Below is a collection of crypt and cave settings. The columns and vaulted ceilings I created with BSP and converted to static meshes to act as placeholders. I made the caustics (water reflections) and the simple candle and firefly particle effects.
Below is a collaboration by Yuan Cui, myself and the rest of the DBC team. Yuan did the initial block-out and then I went in and made the geometry more interesting and added the faked shadows with light functions and the volumetric light shafts. Then Yuan went in and did a final art pass and really blew it out.
Below is a collection from the forest and cave entrance areas I designed.
Below are some more crypt and cave areas. My concept for this main cavern was that it would be half filled with sea water in phase 1 and 2 and would drain to reveal more stairs and rooms in phase 3.

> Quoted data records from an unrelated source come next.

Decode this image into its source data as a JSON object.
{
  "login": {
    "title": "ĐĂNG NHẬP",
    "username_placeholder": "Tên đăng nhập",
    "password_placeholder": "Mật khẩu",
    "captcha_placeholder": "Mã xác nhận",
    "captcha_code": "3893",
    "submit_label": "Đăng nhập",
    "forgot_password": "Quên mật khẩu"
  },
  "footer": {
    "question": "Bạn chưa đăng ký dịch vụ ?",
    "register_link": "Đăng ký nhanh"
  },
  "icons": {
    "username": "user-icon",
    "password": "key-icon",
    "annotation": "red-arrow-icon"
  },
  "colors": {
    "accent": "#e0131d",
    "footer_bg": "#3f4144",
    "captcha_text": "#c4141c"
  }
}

Comic Jumper: The Adventures of Captain Smiley is a side-scrolling twin-stick shooter where you travel through a variety of comic book worlds each with unique art styles, enemies and boss fights. I did some of the challenge levels as well as getting all of the dialogue into the game and blocking out cinemas and comic panels. I gathered reference art and came up with scenario ideas early on and did a fair amount of decorating at the end of the project.

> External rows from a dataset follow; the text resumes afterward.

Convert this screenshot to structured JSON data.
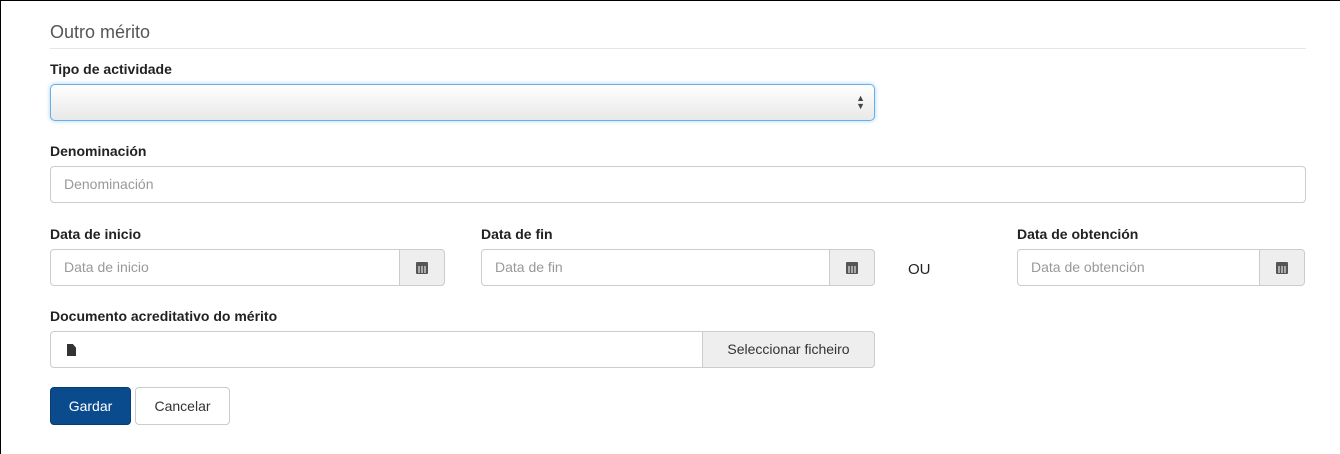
{
  "form": {
    "legend": "Outro mérito",
    "tipo": {
      "label": "Tipo de actividade",
      "value": ""
    },
    "denominacion": {
      "label": "Denominación",
      "placeholder": "Denominación"
    },
    "data_inicio": {
      "label": "Data de inicio",
      "placeholder": "Data de inicio",
      "icon": "calendar-icon"
    },
    "data_fin": {
      "label": "Data de fin",
      "placeholder": "Data de fin",
      "icon": "calendar-icon"
    },
    "ou": "OU",
    "data_obtencion": {
      "label": "Data de obtención",
      "placeholder": "Data de obtención",
      "icon": "calendar-icon"
    },
    "documento": {
      "label": "Documento acreditativo do mérito",
      "button": "Seleccionar ficheiro",
      "icon": "file-icon"
    },
    "actions": {
      "save": "Gardar",
      "cancel": "Cancelar"
    }
  },
  "colors": {
    "primary": "#0a4b8e",
    "focus": "#66afe9"
  }
}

This was a frustrating project because we wanted more gameplay variety such as powerups and alternate weapons but the game was kept extremely simple like Splosion Man. Simplicity worked in Splosion man because of the variety of unique hazards, puzzles and multiplayer but it did not work for Comic Jumper. The repetitive shooting with only a single weapon and the simple melee combat got old fast. It’s unfortunate because the high concept was great.

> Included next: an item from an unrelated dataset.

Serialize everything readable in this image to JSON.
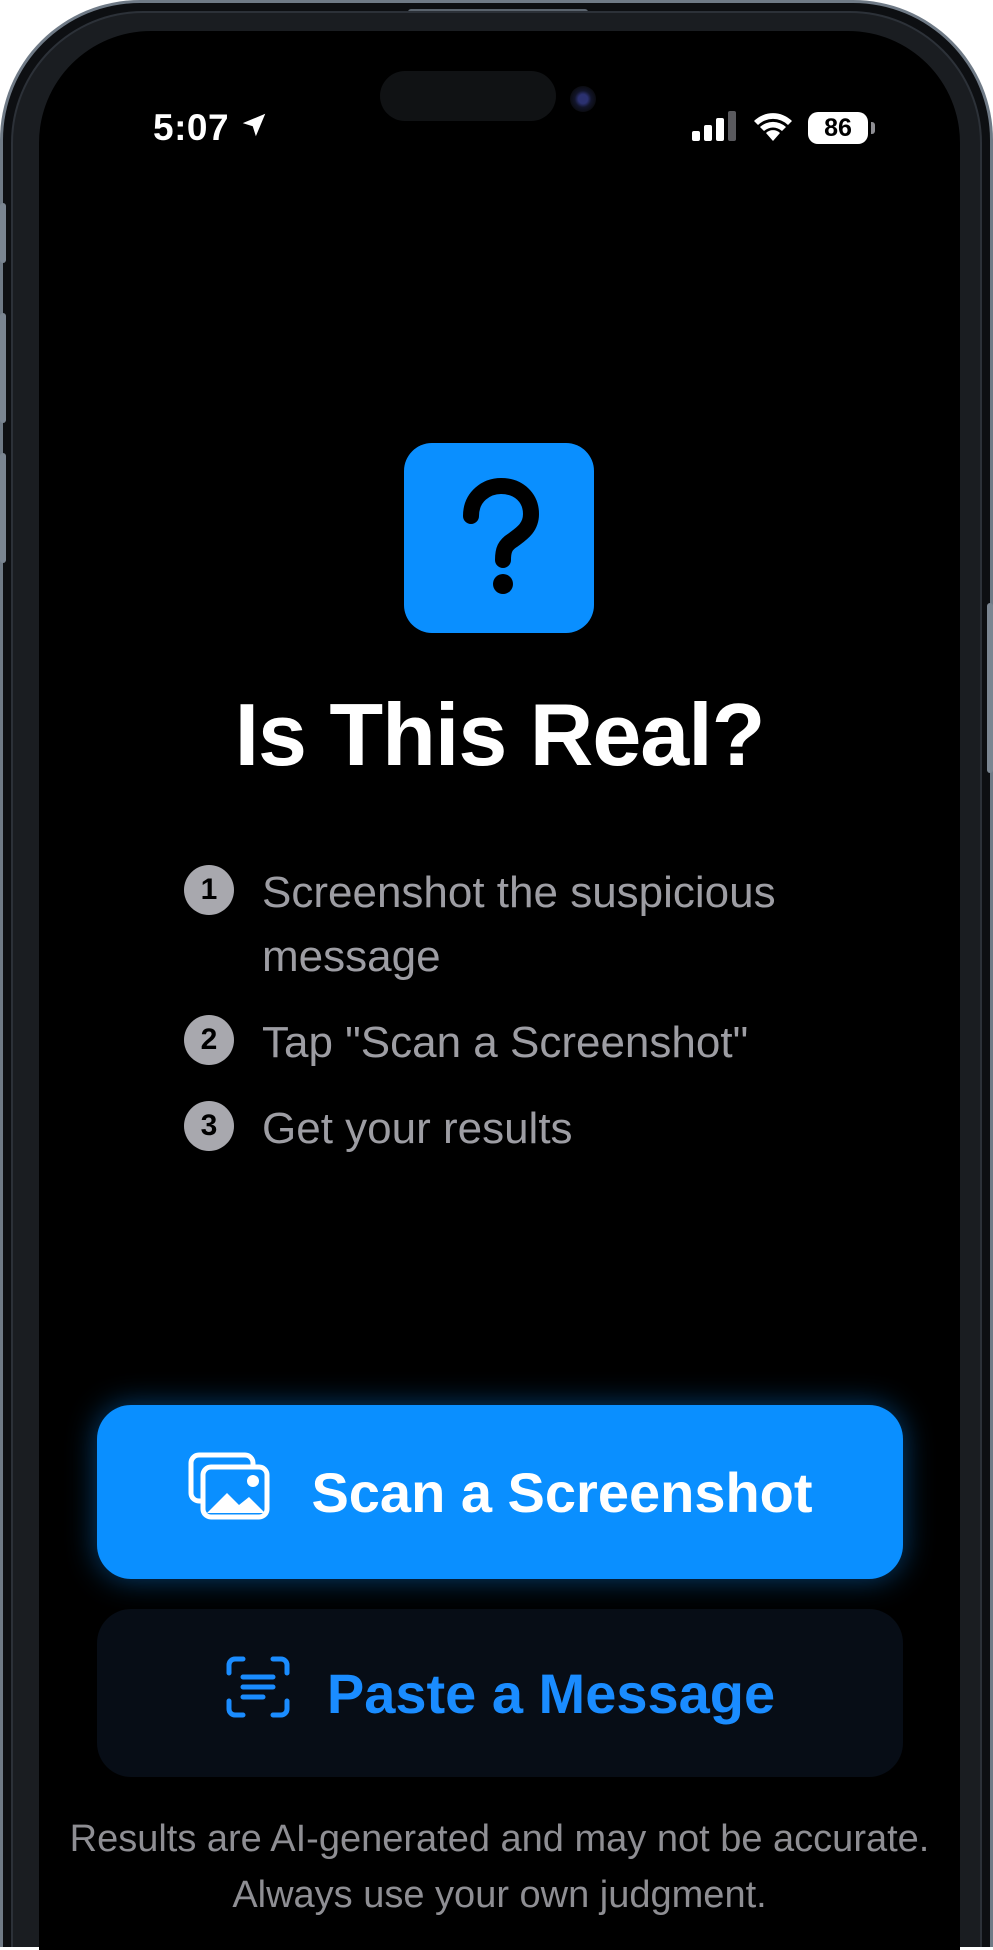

Below is some amazing promotional art by Cliff Rathburn. Originally we were going to have a fifth comic setting in a horror style but it had to be cut.
War of the Rings is a mix of zone control and building castles to receive more powerful units in waves. Each of nine players controls a different nation from The Lord of the Rings including custom units, buildings and heroes. Most of my level designs are original so this project was very different from others I have done before. I used the map from the book as a reference, trying to remain as accurate as possible but making concessions where needed for gameplay reasons. I spent several months making it, referring to Tolkien’s map hundreds of times.
Below is the map I used for reference which I cut into a grid to match up with the game’s camera. The main challenge when referring to the reference came from the fact that the camera in Warcraft 3 is not top down and therefore forms a trapezoid instead of a rectangle.
In the shots below I am coming up with unit compositions and stats for each nation’s army. I always have fun designing custom units and abilities. These types of projects require countless iterations on unit balance.
Below are Bree, Rivendell, and the Hall of the Wood Elves in the Great Forest.
Below are part of the Lonely Mountains, The Ford of Osgiliath and Ithilien.
I created dozens of custom maps for Starcraft, ranging from competitive multiplayer to cooperative story-based maps. Blizzard’s tools are always excellent and they really help make the best content possible. Below are a couple of screenshots from one of my maps showing some triggers, locations and the unit editor.
Below is my most ambitious custom map for Starcraft, Dark Sun (no relation to the D&D campaign). It took over 6 months to create. As with other custom maps, I had a group of friends as well as many random players play-test it with me throughout the entire process. I used the largest map size available and maxed out on locations, doodads and strings. I Made constant use of scripted events and special effects. I created an original story and had fun making up the names for all of the characters and units. I filled several notebooks and folders with pages of ideas and bug reports. Looking back I made countless terrible design decisions but it was a great learning experience.